(Dataset rows describing interfaces)
# # #

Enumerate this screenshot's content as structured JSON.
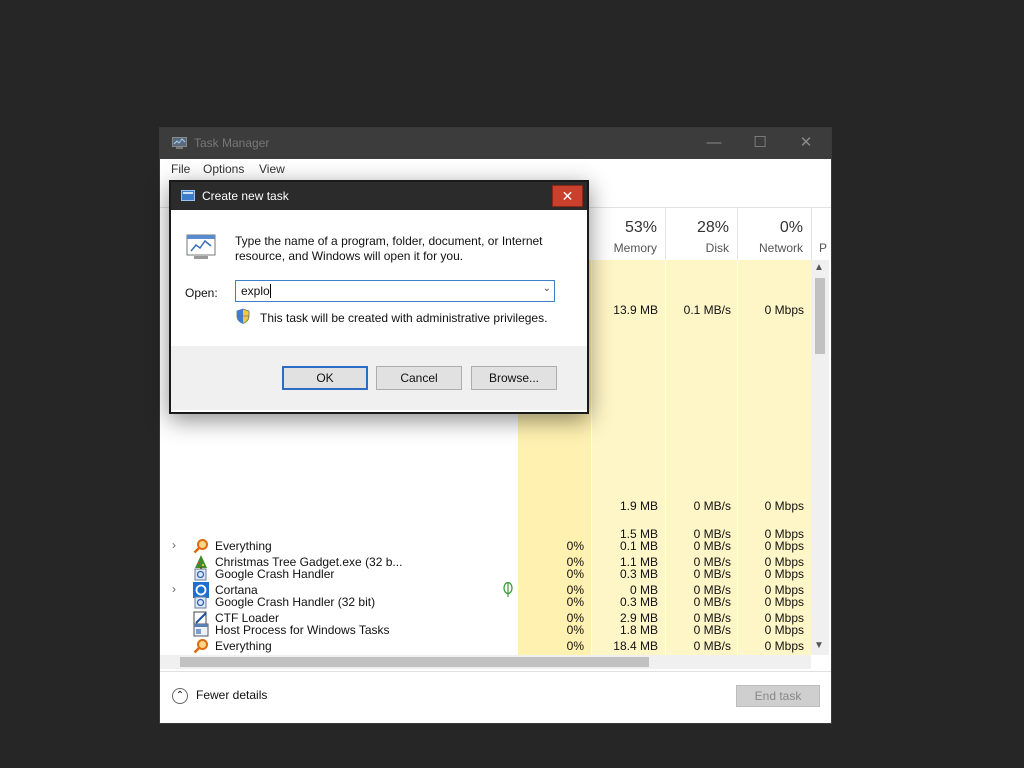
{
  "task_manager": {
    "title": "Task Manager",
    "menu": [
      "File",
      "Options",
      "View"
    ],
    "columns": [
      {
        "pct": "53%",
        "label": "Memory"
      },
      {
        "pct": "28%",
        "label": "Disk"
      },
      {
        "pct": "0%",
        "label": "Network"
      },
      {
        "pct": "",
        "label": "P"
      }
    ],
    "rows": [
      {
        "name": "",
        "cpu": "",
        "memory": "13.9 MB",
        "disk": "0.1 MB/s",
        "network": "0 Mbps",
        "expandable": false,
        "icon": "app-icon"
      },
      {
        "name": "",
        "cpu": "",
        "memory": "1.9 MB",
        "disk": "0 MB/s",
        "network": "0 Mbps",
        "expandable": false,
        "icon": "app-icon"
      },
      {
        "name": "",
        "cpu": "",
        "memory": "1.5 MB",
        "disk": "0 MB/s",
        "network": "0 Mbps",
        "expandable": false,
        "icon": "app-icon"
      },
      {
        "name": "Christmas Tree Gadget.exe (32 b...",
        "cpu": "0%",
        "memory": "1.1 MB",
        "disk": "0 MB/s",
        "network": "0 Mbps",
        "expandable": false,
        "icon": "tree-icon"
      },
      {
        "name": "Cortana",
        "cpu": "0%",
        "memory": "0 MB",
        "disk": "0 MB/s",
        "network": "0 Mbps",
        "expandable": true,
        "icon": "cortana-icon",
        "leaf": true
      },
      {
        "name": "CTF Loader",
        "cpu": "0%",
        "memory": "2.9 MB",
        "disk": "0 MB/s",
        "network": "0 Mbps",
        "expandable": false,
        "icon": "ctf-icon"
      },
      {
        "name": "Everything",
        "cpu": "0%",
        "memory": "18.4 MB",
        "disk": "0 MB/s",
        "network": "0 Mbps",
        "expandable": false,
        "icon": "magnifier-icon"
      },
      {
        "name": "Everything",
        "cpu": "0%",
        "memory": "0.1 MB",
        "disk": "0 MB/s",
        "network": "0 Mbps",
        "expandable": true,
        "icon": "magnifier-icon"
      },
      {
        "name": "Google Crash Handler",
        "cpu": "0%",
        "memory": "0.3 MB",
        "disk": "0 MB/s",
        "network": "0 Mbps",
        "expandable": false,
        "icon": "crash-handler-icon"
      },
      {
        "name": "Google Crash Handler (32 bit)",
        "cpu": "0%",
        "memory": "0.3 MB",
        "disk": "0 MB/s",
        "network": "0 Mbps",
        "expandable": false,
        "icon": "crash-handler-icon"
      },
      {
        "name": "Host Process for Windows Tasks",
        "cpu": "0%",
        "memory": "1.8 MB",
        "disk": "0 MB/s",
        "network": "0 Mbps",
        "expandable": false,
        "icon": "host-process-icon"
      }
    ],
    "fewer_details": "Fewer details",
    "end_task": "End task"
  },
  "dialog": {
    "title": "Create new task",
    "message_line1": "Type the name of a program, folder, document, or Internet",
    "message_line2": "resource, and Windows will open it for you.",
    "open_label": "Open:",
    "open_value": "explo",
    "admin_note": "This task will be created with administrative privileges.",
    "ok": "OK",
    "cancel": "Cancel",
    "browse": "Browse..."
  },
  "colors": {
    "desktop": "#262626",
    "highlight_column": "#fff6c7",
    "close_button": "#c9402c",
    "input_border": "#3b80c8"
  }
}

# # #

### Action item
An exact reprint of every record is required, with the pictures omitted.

### Task output
Enumerate this screenshot's content as structured JSON.
{
  "task_manager": {
    "title": "Task Manager",
    "menu": [
      "File",
      "Options",
      "View"
    ],
    "columns": [
      {
        "pct": "53%",
        "label": "Memory"
      },
      {
        "pct": "28%",
        "label": "Disk"
      },
      {
        "pct": "0%",
        "label": "Network"
      },
      {
        "pct": "",
        "label": "P"
      }
    ],
    "rows": [
      {
        "name": "",
        "cpu": "",
        "memory": "13.9 MB",
        "disk": "0.1 MB/s",
        "network": "0 Mbps",
        "expandable": false,
        "icon": "app-icon"
      },
      {
        "name": "",
        "cpu": "",
        "memory": "1.9 MB",
        "disk": "0 MB/s",
        "network": "0 Mbps",
        "expandable": false,
        "icon": "app-icon"
      },
      {
        "name": "",
        "cpu": "",
        "memory": "1.5 MB",
        "disk": "0 MB/s",
        "network": "0 Mbps",
        "expandable": false,
        "icon": "app-icon"
      },
      {
        "name": "Christmas Tree Gadget.exe (32 b...",
        "cpu": "0%",
        "memory": "1.1 MB",
        "disk": "0 MB/s",
        "network": "0 Mbps",
        "expandable": false,
        "icon": "tree-icon"
      },
      {
        "name": "Cortana",
        "cpu": "0%",
        "memory": "0 MB",
        "disk": "0 MB/s",
        "network": "0 Mbps",
        "expandable": true,
        "icon": "cortana-icon",
        "leaf": true
      },
      {
        "name": "CTF Loader",
        "cpu": "0%",
        "memory": "2.9 MB",
        "disk": "0 MB/s",
        "network": "0 Mbps",
        "expandable": false,
        "icon": "ctf-icon"
      },
      {
        "name": "Everything",
        "cpu": "0%",
        "memory": "18.4 MB",
        "disk": "0 MB/s",
        "network": "0 Mbps",
        "expandable": false,
        "icon": "magnifier-icon"
      },
      {
        "name": "Everything",
        "cpu": "0%",
        "memory": "0.1 MB",
        "disk": "0 MB/s",
        "network": "0 Mbps",
        "expandable": true,
        "icon": "magnifier-icon"
      },
      {
        "name": "Google Crash Handler",
        "cpu": "0%",
        "memory": "0.3 MB",
        "disk": "0 MB/s",
        "network": "0 Mbps",
        "expandable": false,
        "icon": "crash-handler-icon"
      },
      {
        "name": "Google Crash Handler (32 bit)",
        "cpu": "0%",
        "memory": "0.3 MB",
        "disk": "0 MB/s",
        "network": "0 Mbps",
        "expandable": false,
        "icon": "crash-handler-icon"
      },
      {
        "name": "Host Process for Windows Tasks",
        "cpu": "0%",
        "memory": "1.8 MB",
        "disk": "0 MB/s",
        "network": "0 Mbps",
        "expandable": false,
        "icon": "host-process-icon"
      }
    ],
    "fewer_details": "Fewer details",
    "end_task": "End task"
  },
  "dialog": {
    "title": "Create new task",
    "message_line1": "Type the name of a program, folder, document, or Internet",
    "message_line2": "resource, and Windows will open it for you.",
    "open_label": "Open:",
    "open_value": "explo",
    "admin_note": "This task will be created with administrative privileges.",
    "ok": "OK",
    "cancel": "Cancel",
    "browse": "Browse..."
  },
  "colors": {
    "desktop": "#262626",
    "highlight_column": "#fff6c7",
    "close_button": "#c9402c",
    "input_border": "#3b80c8"
  }
}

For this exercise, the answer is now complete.